### Records shown
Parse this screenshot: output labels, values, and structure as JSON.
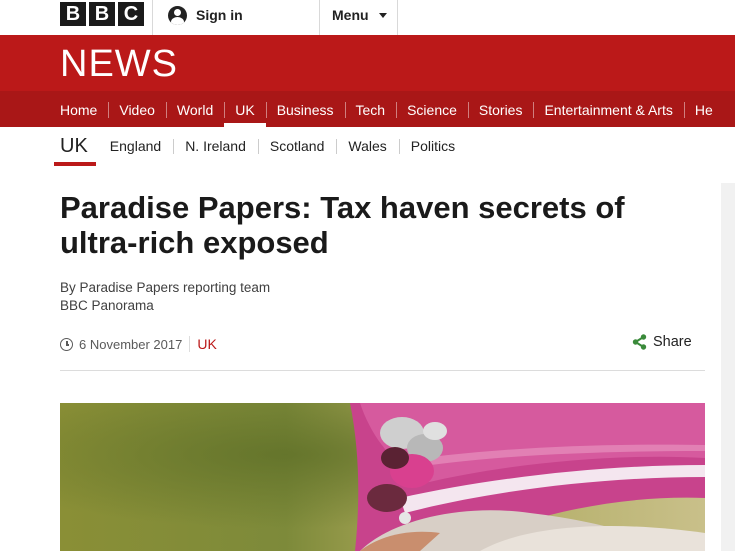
{
  "brand": {
    "logo_letters": [
      "B",
      "B",
      "C"
    ],
    "news_logo": "NEWS"
  },
  "topbar": {
    "sign_in_label": "Sign in",
    "menu_label": "Menu"
  },
  "nav": {
    "items": [
      {
        "label": "Home"
      },
      {
        "label": "Video"
      },
      {
        "label": "World"
      },
      {
        "label": "UK"
      },
      {
        "label": "Business"
      },
      {
        "label": "Tech"
      },
      {
        "label": "Science"
      },
      {
        "label": "Stories"
      },
      {
        "label": "Entertainment & Arts"
      },
      {
        "label": "He"
      }
    ],
    "active": "UK"
  },
  "subnav": {
    "title": "UK",
    "items": [
      {
        "label": "England"
      },
      {
        "label": "N. Ireland"
      },
      {
        "label": "Scotland"
      },
      {
        "label": "Wales"
      },
      {
        "label": "Politics"
      }
    ]
  },
  "article": {
    "headline": "Paradise Papers: Tax haven secrets of ultra-rich exposed",
    "byline_author": "By Paradise Papers reporting team",
    "byline_org": "BBC Panorama",
    "date": "6 November 2017",
    "section_link": "UK",
    "share_label": "Share"
  },
  "colors": {
    "brand_red": "#bb1919",
    "nav_red": "#a91717",
    "share_green": "#3a8a3a"
  },
  "icons": {
    "account": "user-avatar-icon",
    "menu": "chevron-down-icon",
    "clock": "clock-icon",
    "share": "share-icon"
  }
}
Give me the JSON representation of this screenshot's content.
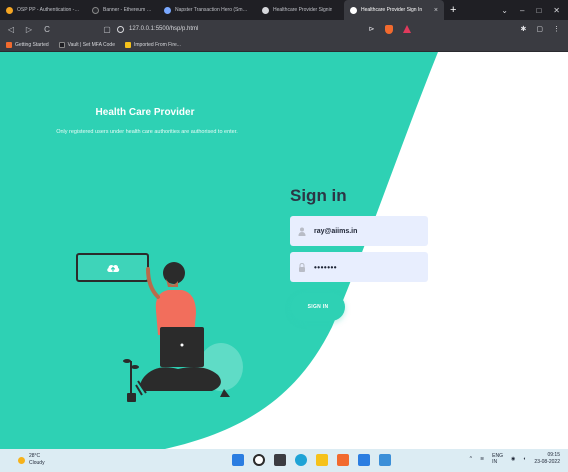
{
  "browser": {
    "tabs": [
      {
        "label": "OSP PP - Authentication - Fireba",
        "favicon_color": "#f5a623",
        "active": false
      },
      {
        "label": "Banner - Ethereum OIL",
        "favicon_color": "#3a3b41",
        "active": false
      },
      {
        "label": "Napster Transaction Hero (SmallBi",
        "favicon_color": "#7aa8ff",
        "active": false
      },
      {
        "label": "Healthcare Provider Signin",
        "favicon_color": "#d7d8dc",
        "active": false
      },
      {
        "label": "Healthcare Provider Sign In",
        "favicon_color": "#ffffff",
        "active": true
      }
    ],
    "new_tab_symbol": "+",
    "close_symbol": "×",
    "window_controls": [
      "⌄",
      "–",
      "□",
      "✕"
    ],
    "url": "127.0.0.1:5500/hsp/p.html",
    "nav": {
      "back": "◁",
      "forward": "▷",
      "reload": "C",
      "bookmark": "▢"
    },
    "bookmarks": [
      {
        "label": "Getting Started",
        "color": "#f26a2e"
      },
      {
        "label": "Vault | Set MFA Code",
        "color": "#1f1f24"
      },
      {
        "label": "Imported From Fire...",
        "color": "#f6c21b"
      }
    ]
  },
  "page": {
    "hero": {
      "title": "Health Care Provider",
      "subtitle": "Only registered users under health care authorities are authorised to enter."
    },
    "signin": {
      "title": "Sign in",
      "email_value": "ray@aiims.in",
      "password_value": "•••••••",
      "button_label": "SIGN IN"
    },
    "colors": {
      "accent": "#2ed1b4",
      "field_bg": "#e8eefe",
      "heading": "#2c3545"
    }
  },
  "taskbar": {
    "weather_temp": "28°C",
    "weather_desc": "Cloudy",
    "language": "ENG\nIN",
    "time": "09:15",
    "date": "23-08-2022"
  }
}
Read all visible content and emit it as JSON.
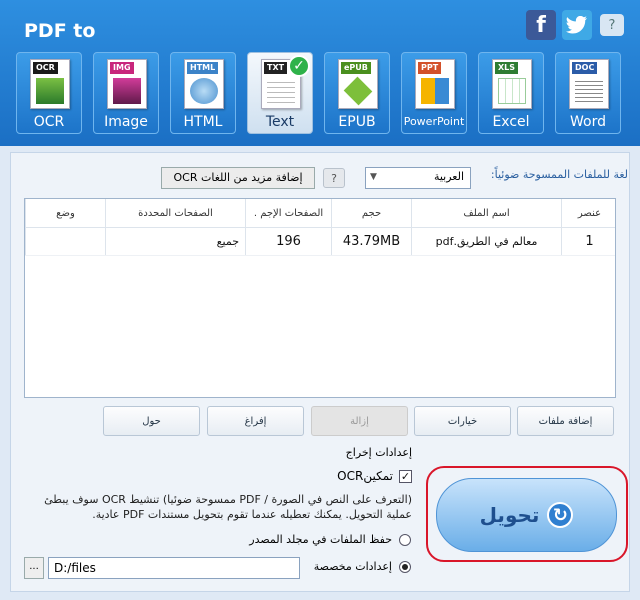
{
  "header": {
    "title": "PDF to",
    "social": {
      "facebook": "f",
      "help": "?"
    },
    "formats": [
      {
        "label": "OCR",
        "badge": "OCR",
        "badge_color": "#1a1a1a",
        "icon": "ocr-icon"
      },
      {
        "label": "Image",
        "badge": "IMG",
        "badge_color": "#c8267c",
        "icon": "image-icon"
      },
      {
        "label": "HTML",
        "badge": "HTML",
        "badge_color": "#3c83c8",
        "icon": "html-icon"
      },
      {
        "label": "Text",
        "badge": "TXT",
        "badge_color": "#222222",
        "icon": "text-icon",
        "active": true
      },
      {
        "label": "EPUB",
        "badge": "ePUB",
        "badge_color": "#4a8f1e",
        "icon": "epub-icon"
      },
      {
        "label": "PowerPoint",
        "badge": "PPT",
        "badge_color": "#d3512a",
        "icon": "powerpoint-icon"
      },
      {
        "label": "Excel",
        "badge": "XLS",
        "badge_color": "#2e7d32",
        "icon": "excel-icon"
      },
      {
        "label": "Word",
        "badge": "DOC",
        "badge_color": "#2b5ca8",
        "icon": "word-icon"
      }
    ],
    "checkmark": "✓"
  },
  "ocr": {
    "language_label": "لغة للملفات الممسوحة ضوئياً:",
    "language_value": "العربية",
    "help": "?",
    "more_languages_button": "إضافة مزيد من اللغات OCR"
  },
  "table": {
    "headers": [
      "عنصر",
      "اسم الملف",
      "حجم",
      "الصفحات الإجم .",
      "الصفحات المحددة",
      "وضع"
    ],
    "rows": [
      {
        "index": "1",
        "name": "معالم في الطريق.pdf",
        "size": "43.79MB",
        "total_pages": "196",
        "selected_pages": "جميع",
        "status": ""
      }
    ]
  },
  "actions": {
    "add_files": "إضافة ملفات",
    "options": "خيارات",
    "remove": "إزالة",
    "clear": "إفراغ",
    "about": "حول"
  },
  "output": {
    "title": "إعدادات إخراج",
    "enable_ocr": "تمكينOCR",
    "note": "(التعرف على النص في الصورة / PDF ممسوحة ضوئيا) تنشيط OCR سوف يبطئ عملية التحويل. يمكنك تعطيله عندما تقوم بتحويل مستندات PDF عادية.",
    "save_in_source": "حفظ الملفات في مجلد المصدر",
    "custom": "إعدادات مخصصة",
    "path": "D:/files",
    "browse": "..."
  },
  "convert": {
    "label": "تحويل"
  }
}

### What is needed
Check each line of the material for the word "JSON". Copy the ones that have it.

### Written response
Parse this screenshot: output labels, values, and structure as JSON.
Give me the JSON representation of this screenshot's content.
Read all visible content and emit it as JSON.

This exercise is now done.